BLACK IS THE DAY, BLACK IS THE NIGHT

2009-2016

Black is the Day, Black is the Night is a conceptual exploration into the many facets of human identity using notions of time, accumulation, memory and distance through personal correspondence with men serving life and death row sentences in some of the most maximum security prisons in the U.S., all of which had served between 13-26 years at point of contact.

"As viewers, we are invited to puzzle over an assortment of clues, including reenactments, exhibits submitted for our considerations, partial evidence, and statements both leading and misleading. The work is elegiac and provocative, asking the viewer to engage above and beyond a simple, cursory viewing of these images." - Leslie A. Martin, Aperture Foundation

"Photographer Amy Elkins offers an unflinching contemplation of capital punishment and identity in a culture of mass incarceration." - Mass Appeal

"Elkins ponders the psychological impact incarceration has on inmates, using blurry and pixelated photos to imagine how life on the inside shapes and distorts an inmates’ perception of reality and awareness." WIRED Magazine

"Rather than a documentary angle, Elkins has chosen artifacts and scenes that reveal both the preponderance of time on death row (enough time to become a poet, learn calligraphy, read voraciously) and it’s corrosive qualities as it ineffably moves these prisoners toward the end.

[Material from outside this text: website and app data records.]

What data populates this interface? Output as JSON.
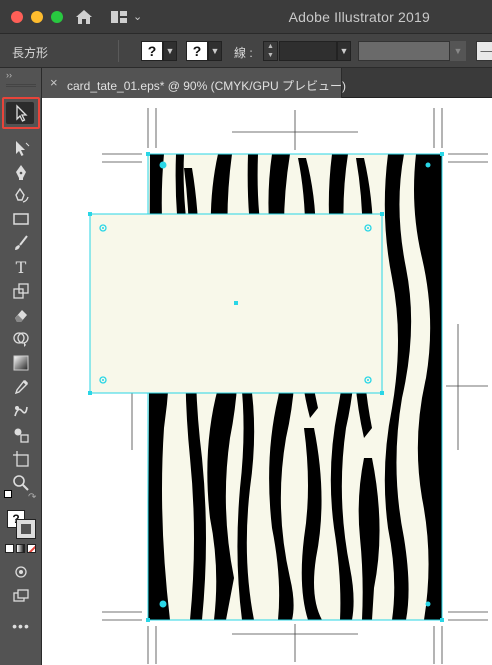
{
  "app": {
    "title": "Adobe Illustrator 2019"
  },
  "control_bar": {
    "object_type_label": "長方形",
    "fill_swatch_symbol": "?",
    "stroke_swatch_symbol": "?",
    "stroke_label": "線 :"
  },
  "document_tab": {
    "close_symbol": "×",
    "title": "card_tate_01.eps* @ 90% (CMYK/GPU プレビュー)"
  },
  "toolbar": {
    "collapse_symbol": "››",
    "active_tool": "selection-tool",
    "tools": [
      "selection-tool",
      "direct-selection-tool",
      "pen-tool",
      "curvature-tool",
      "rectangle-tool",
      "paintbrush-tool",
      "type-tool",
      "free-transform-tool",
      "eraser-tool",
      "shape-builder-tool",
      "gradient-tool",
      "eyedropper-tool",
      "puppet-warp-tool",
      "blend-tool",
      "artboard-tool",
      "zoom-tool"
    ],
    "type_tool_glyph": "T",
    "default_colors_symbol": "?",
    "more_tools_symbol": "•••"
  },
  "colors": {
    "accent_selection": "#29d6e6",
    "highlight_red": "#e8443a",
    "zebra_black": "#000000",
    "zebra_cream": "#f8f8ea",
    "panel_bg": "#535353"
  }
}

It’s a tough project, but one that reveals Elkins’ profound sensitivity to the shades of gray in this potentially black-and-white issue." - Arts and Culture, TX

"Elkins’ imagery of the darkness in the lives and deaths of these men may be morose, but optimism is intrinsic to her determination to see the world from their perspective." - Artillery Magazine